For each line of the listing below that contains the string "PostIT", copy the line.

DATASET RECORDS:
[Start of section]

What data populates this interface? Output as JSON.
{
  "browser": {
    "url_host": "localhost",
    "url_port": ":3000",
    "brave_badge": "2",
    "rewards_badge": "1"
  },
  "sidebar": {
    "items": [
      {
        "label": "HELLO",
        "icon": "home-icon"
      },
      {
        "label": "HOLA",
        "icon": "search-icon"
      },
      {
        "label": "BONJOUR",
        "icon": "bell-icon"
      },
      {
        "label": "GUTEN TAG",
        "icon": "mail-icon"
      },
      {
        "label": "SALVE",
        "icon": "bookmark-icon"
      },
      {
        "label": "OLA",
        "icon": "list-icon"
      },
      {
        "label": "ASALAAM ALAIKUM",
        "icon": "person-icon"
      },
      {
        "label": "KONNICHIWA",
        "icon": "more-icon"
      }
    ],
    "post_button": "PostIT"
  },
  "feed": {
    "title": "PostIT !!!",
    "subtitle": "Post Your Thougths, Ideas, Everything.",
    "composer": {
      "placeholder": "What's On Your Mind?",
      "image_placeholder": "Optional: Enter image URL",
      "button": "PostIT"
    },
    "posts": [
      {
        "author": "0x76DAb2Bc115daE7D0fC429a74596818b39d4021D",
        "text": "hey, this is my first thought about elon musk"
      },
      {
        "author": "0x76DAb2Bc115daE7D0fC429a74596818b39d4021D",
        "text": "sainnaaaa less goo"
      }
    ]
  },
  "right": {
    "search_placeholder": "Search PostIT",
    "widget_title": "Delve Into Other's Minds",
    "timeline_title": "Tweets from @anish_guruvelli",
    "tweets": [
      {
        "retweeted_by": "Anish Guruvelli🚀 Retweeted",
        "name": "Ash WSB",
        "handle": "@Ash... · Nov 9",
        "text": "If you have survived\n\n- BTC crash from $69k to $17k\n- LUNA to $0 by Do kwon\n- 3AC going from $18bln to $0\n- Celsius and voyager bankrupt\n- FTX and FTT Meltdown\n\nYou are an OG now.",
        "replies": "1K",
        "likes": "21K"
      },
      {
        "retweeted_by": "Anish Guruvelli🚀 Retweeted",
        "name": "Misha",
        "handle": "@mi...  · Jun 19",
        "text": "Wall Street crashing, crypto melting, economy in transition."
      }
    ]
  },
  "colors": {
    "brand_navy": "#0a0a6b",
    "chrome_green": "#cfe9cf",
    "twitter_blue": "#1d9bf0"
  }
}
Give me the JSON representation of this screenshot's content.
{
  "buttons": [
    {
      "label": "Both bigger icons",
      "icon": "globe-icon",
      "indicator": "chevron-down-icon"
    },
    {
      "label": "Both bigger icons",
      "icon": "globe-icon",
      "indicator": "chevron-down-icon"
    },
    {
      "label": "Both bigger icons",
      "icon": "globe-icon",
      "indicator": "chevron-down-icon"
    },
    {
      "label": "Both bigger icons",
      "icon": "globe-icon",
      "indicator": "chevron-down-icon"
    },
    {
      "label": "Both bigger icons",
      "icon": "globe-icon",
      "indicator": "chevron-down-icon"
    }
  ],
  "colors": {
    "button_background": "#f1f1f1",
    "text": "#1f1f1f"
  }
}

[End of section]

ANSWER BOX:
    "post_button": "PostIT"
    "title": "PostIT !!!",
      "button": "PostIT"
    "search_placeholder": "Search PostIT",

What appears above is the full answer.